This Potato Fritter Sandwich Is the Perfect Way to Start Your Day
Maneet Chauhan shares her recipe for vada pav and two other Indian street food classics in this week’s episode of Chefs at Home.
After season one wrapped earlier this year, season two of Chefs at Home is finally here—and the first episode kicks off with none other than chef and cookbook author Maneet Chauhan. Over the course of three videos, she prepares three different Indian street food dishes. The first is vada pav, a snackable sandwich featuring a potato fritter and two different types of chutney, and Chauhan says that if you start off your day with one for breakfast, "I promise you, your entire day is going to be remarkable." She also makes two egg dishes, egg bhurji (spiced scrambled eggs), and finally, a ros omelet, which she describes as a masala omelet in a coconut curry sauce. As she cooks, she shares plenty of helpful tips, too, from making sure you use cold eggs to getting the right level of heat in your chutneys.
Check out each of Chauhan's how-to videos and follow along below so you can make the dishes at home.
First up is a vada pav, one of Mumbai's most popular street foods. It consists of a potato fritter, or vada, served on a bun with two chutneys—coconut and spicy green chile. Chauhan starts off by making the vada first, saying that you'll want to shape each fritter so that it's proportional to the size of the buns, or pav. Then, you'll dunk the vada in batter, shaking to remove excess, and fry them up until they're golden-brown.
Chauhan also makes both of the chutneys from scratch—she likes to add one chile to start and incorporate more heat as needed. Once the chutneys are made and the vada are fried, you can assemble the sandwiches. Chauhan takes brioche buns that she toasted in butter and slathers the coconut chutney on the base. The vada goes on next, followed by the green chutney on top, then pomegranate seeds, some cilantro, and finally, a deep-fried serrano chile. All that's left to do is squish the sandwich and take a big bite.

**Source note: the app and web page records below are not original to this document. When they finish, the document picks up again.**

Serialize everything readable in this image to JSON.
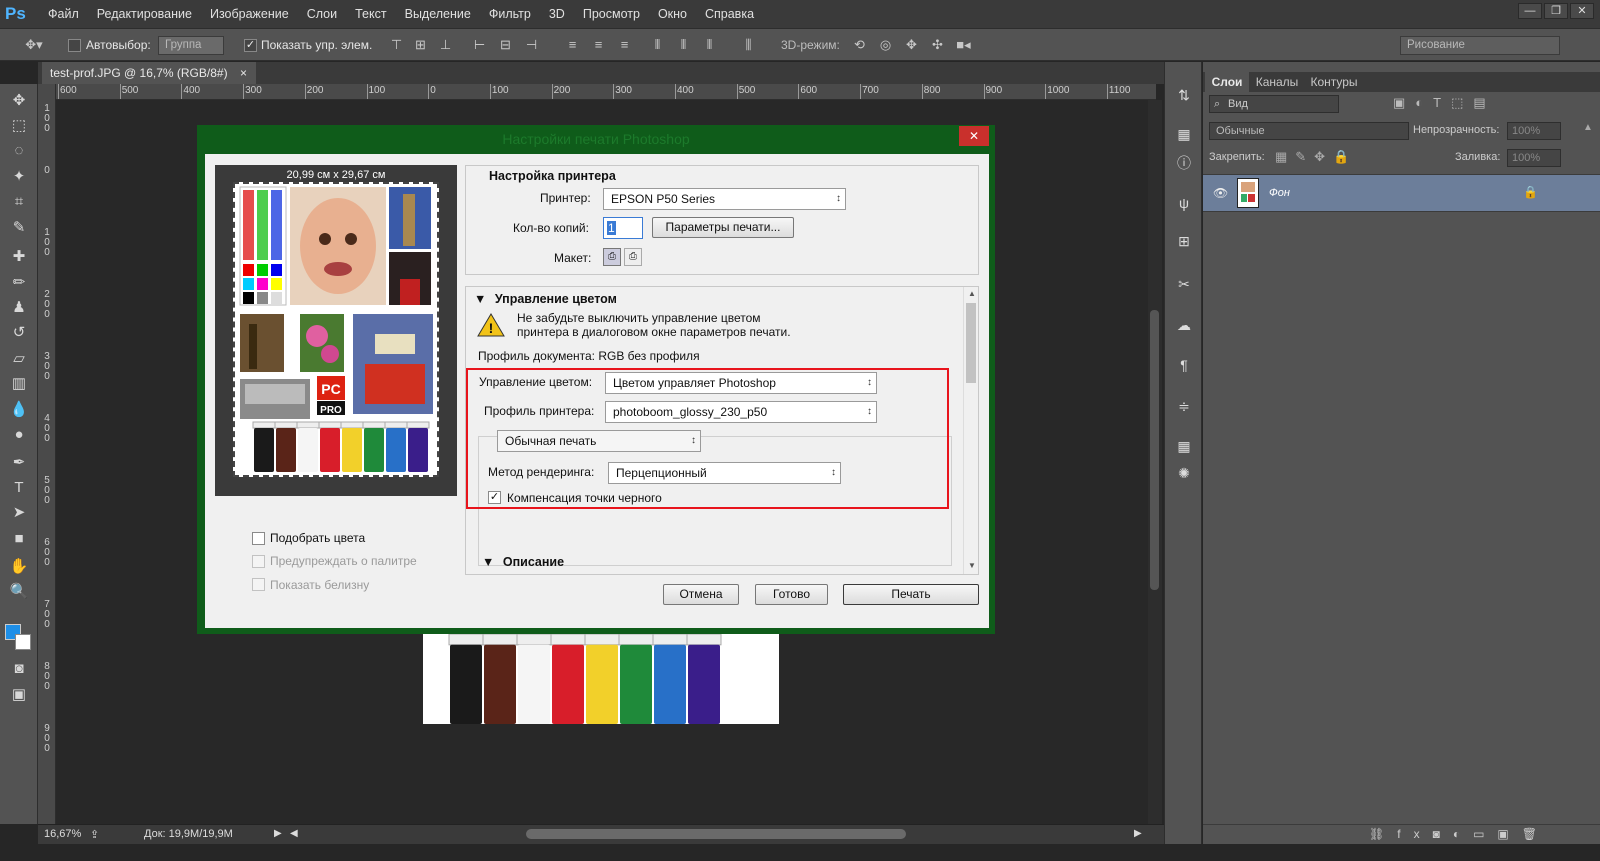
{
  "app": {
    "logo": "Ps"
  },
  "menu": [
    "Файл",
    "Редактирование",
    "Изображение",
    "Слои",
    "Текст",
    "Выделение",
    "Фильтр",
    "3D",
    "Просмотр",
    "Окно",
    "Справка"
  ],
  "window_controls": {
    "minimize": "—",
    "restore": "❐",
    "close": "✕"
  },
  "options_bar": {
    "autoselect_label": "Автовыбор:",
    "autoselect_value": "Группа",
    "show_controls_label": "Показать упр. элем.",
    "mode3d_label": "3D-режим:",
    "workspace": "Рисование"
  },
  "document": {
    "tab_title": "test-prof.JPG @ 16,7% (RGB/8#)",
    "close": "×"
  },
  "ruler": {
    "h_ticks": [
      "600",
      "500",
      "400",
      "300",
      "200",
      "100",
      "0",
      "100",
      "200",
      "300",
      "400",
      "500",
      "600",
      "700",
      "800",
      "900",
      "1000",
      "1100"
    ],
    "v_ticks": [
      "1\n0\n0",
      "0",
      "1\n0\n0",
      "2\n0\n0",
      "3\n0\n0",
      "4\n0\n0",
      "5\n0\n0",
      "6\n0\n0",
      "7\n0\n0",
      "8\n0\n0",
      "9\n0\n0"
    ]
  },
  "status": {
    "zoom": "16,67%",
    "doc_info": "Док: 19,9M/19,9M"
  },
  "layers_panel": {
    "tabs": [
      "Слои",
      "Каналы",
      "Контуры"
    ],
    "filter_value": "Вид",
    "blend_mode": "Обычные",
    "opacity_label": "Непрозрачность:",
    "opacity_value": "100%",
    "lock_label": "Закрепить:",
    "fill_label": "Заливка:",
    "fill_value": "100%",
    "layer_name": "Фон"
  },
  "print_dialog": {
    "title": "Настройки печати Photoshop",
    "close": "✕",
    "preview_size": "20,99 см x 29,67 см",
    "pc_logo_top": "PC",
    "pc_logo_bottom": "PRO",
    "match_colors": "Подобрать цвета",
    "gamut_warning": "Предупреждать о палитре",
    "show_white": "Показать белизну",
    "printer_setup_title": "Настройка принтера",
    "printer_label": "Принтер:",
    "printer_value": "EPSON P50 Series",
    "copies_label": "Кол-во копий:",
    "copies_value": "1",
    "print_settings_button": "Параметры печати...",
    "layout_label": "Макет:",
    "color_mgmt_title": "Управление цветом",
    "warning_text_1": "Не забудьте выключить управление цветом",
    "warning_text_2": "принтера в диалоговом окне параметров печати.",
    "doc_profile": "Профиль документа: RGB без профиля",
    "color_handling_label": "Управление цветом:",
    "color_handling_value": "Цветом управляет Photoshop",
    "printer_profile_label": "Профиль принтера:",
    "printer_profile_value": "photoboom_glossy_230_p50",
    "print_mode_value": "Обычная печать",
    "rendering_label": "Метод рендеринга:",
    "rendering_value": "Перцепционный",
    "black_point_label": "Компенсация точки черного",
    "description_title": "Описание",
    "cancel_button": "Отмена",
    "done_button": "Готово",
    "print_button": "Печать"
  },
  "colors": {
    "highlight_box": "#e8141c",
    "dialog_frame": "#0f5c1a",
    "accent_blue": "#2a8ae6"
  }
}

"This is so good," she says. "You get the creaminess of the potatoes, the freshness of the mint, the cilantro. The creaminess of the coconut. This is definitely the perfect bite."
In this next segment, Chauhan prepares egg bhurji (also spelled "bhurjee"), spiced Indian scrambled eggs that she grew up eating and now makes every Sunday for her kids. It all starts with ghee in a pan, where you'll toast some spices and aromatics. In the meantime, crack and prepare the eggs—make sure they're cold so you get fluffier results.
The tomatoes go into the pan next, along with some salt. Then, you'll pour in the egg mixture. Take care to use medium heat, not high (otherwise the edges will burn). After some additional seasoning, the eggs are ready to go, and there's a few different ways you can serve them. A paratha is traditional, Chauhan says, and she serves the eggs on them with a dollop of butter and achaar. But you can also spoon the eggs over toast and top them with pickled peppers and cilantro, or, sandwich the eggs between a bun and top with Indian ketchup. Whichever route you choose, you'll have delicious results.
Lastly, Chauhan makes her recipe for a ros omelet, a dish she says you can find in the western coastal region of India, in Goa. You start off by making the ros first (ros means gravy in Hindi), and then, prepare the omelet. Both components start with coconut oil in a pan, so that the flavors are echoed throughout. Just like with the egg bhurji, make sure you keep your pan at medium heat when cooking the eggs to avoid burning the omelet.
To serve, ladle the ros on a plate, and then place the omelet on top, spooning even more ros on top. Some thinly sliced onions, cilantro, and lime wedges finish it all off. If you'd like, Chauhan says you can enjoy it with a side of steamed rice, and some bread, too.
Stay tuned for our next installment of Chefs at Home featuring chef Brandon Boudet.